*Exercise goal*. Repeat every entry, word for word, leaving no line out.

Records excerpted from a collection
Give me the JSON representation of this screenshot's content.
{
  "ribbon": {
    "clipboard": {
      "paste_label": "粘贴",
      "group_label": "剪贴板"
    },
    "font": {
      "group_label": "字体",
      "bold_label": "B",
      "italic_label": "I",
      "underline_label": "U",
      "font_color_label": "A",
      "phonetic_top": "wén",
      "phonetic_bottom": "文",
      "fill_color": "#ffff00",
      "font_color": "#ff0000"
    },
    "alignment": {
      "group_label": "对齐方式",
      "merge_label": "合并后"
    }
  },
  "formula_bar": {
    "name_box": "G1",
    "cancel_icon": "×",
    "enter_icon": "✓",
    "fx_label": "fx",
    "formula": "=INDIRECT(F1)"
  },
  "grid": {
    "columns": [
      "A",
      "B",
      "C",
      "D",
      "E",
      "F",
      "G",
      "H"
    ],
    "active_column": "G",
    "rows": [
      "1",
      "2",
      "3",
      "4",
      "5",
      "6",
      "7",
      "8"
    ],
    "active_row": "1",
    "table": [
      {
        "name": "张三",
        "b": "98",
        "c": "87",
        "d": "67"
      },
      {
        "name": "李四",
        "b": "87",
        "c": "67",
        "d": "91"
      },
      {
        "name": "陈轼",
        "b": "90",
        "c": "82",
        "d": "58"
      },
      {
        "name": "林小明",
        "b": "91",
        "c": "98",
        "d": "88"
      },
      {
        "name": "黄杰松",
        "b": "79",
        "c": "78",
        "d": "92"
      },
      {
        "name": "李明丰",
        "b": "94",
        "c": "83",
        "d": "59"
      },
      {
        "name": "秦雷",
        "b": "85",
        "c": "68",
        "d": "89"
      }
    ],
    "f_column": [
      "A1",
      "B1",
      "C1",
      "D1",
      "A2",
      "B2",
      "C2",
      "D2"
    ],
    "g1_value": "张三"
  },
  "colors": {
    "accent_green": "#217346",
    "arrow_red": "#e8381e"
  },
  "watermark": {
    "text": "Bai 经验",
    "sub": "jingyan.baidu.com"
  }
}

*Task solution*.
Give me the JSON representation of this screenshot's content.
{
  "ribbon": {
    "clipboard": {
      "paste_label": "粘贴",
      "group_label": "剪贴板"
    },
    "font": {
      "group_label": "字体",
      "bold_label": "B",
      "italic_label": "I",
      "underline_label": "U",
      "font_color_label": "A",
      "phonetic_top": "wén",
      "phonetic_bottom": "文",
      "fill_color": "#ffff00",
      "font_color": "#ff0000"
    },
    "alignment": {
      "group_label": "对齐方式",
      "merge_label": "合并后"
    }
  },
  "formula_bar": {
    "name_box": "G1",
    "cancel_icon": "×",
    "enter_icon": "✓",
    "fx_label": "fx",
    "formula": "=INDIRECT(F1)"
  },
  "grid": {
    "columns": [
      "A",
      "B",
      "C",
      "D",
      "E",
      "F",
      "G",
      "H"
    ],
    "active_column": "G",
    "rows": [
      "1",
      "2",
      "3",
      "4",
      "5",
      "6",
      "7",
      "8"
    ],
    "active_row": "1",
    "table": [
      {
        "name": "张三",
        "b": "98",
        "c": "87",
        "d": "67"
      },
      {
        "name": "李四",
        "b": "87",
        "c": "67",
        "d": "91"
      },
      {
        "name": "陈轼",
        "b": "90",
        "c": "82",
        "d": "58"
      },
      {
        "name": "林小明",
        "b": "91",
        "c": "98",
        "d": "88"
      },
      {
        "name": "黄杰松",
        "b": "79",
        "c": "78",
        "d": "92"
      },
      {
        "name": "李明丰",
        "b": "94",
        "c": "83",
        "d": "59"
      },
      {
        "name": "秦雷",
        "b": "85",
        "c": "68",
        "d": "89"
      }
    ],
    "f_column": [
      "A1",
      "B1",
      "C1",
      "D1",
      "A2",
      "B2",
      "C2",
      "D2"
    ],
    "g1_value": "张三"
  },
  "colors": {
    "accent_green": "#217346",
    "arrow_red": "#e8381e"
  },
  "watermark": {
    "text": "Bai 经验",
    "sub": "jingyan.baidu.com"
  }
}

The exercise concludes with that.